In this chapter I push concerns about the relationship between being ‘out of place’ and ‘in place’ in socio-legal research. My primary preoccupation is with the disciplining function of such categories, and in particular with the implications of assuming that one can ever be ‘in place’ – a stable ‘in-placeness’ from which an ‘out-of-placeness’ can be then judged. I am particularly concerned with this configuration because of its relation to my field of legal studies, international law.
Saturday, November 14, 2020
Eslava: Trigueño International Law: On (Most of the World) Being (Always, Somehow) Out of Place

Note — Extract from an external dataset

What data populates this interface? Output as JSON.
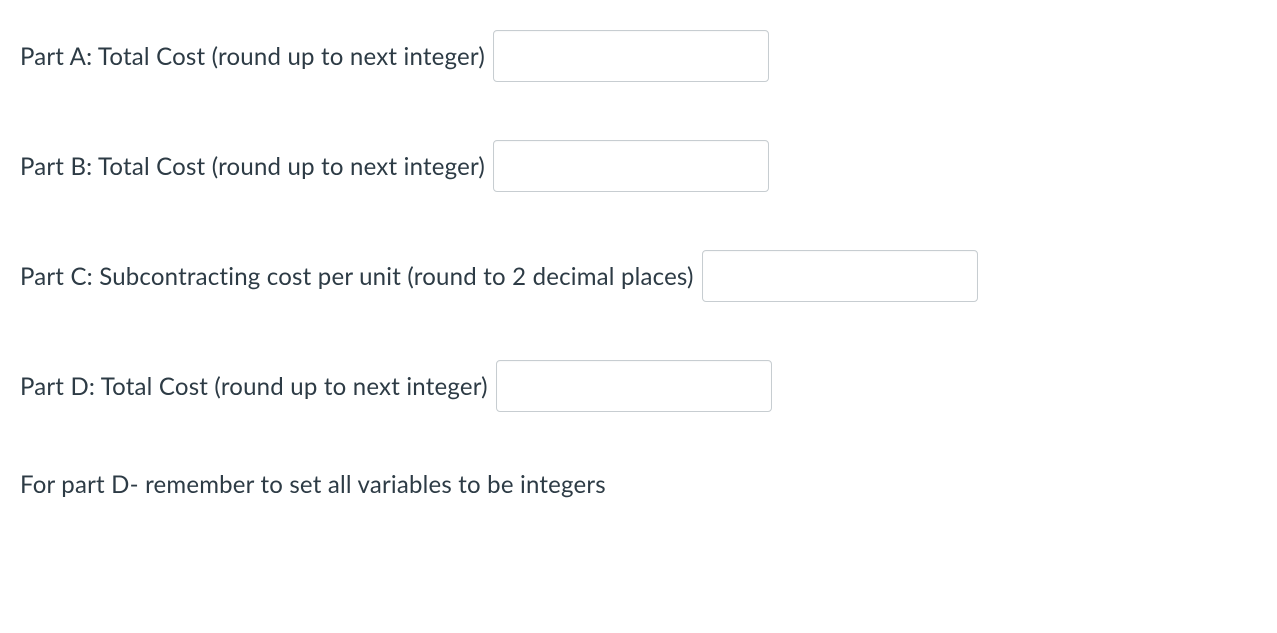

Luis Eslava (Univ. of Kent - Law) has posted Trigueño International Law: On (Most of the World) Being (Always, Somehow) Out of Place. Here's the abstract: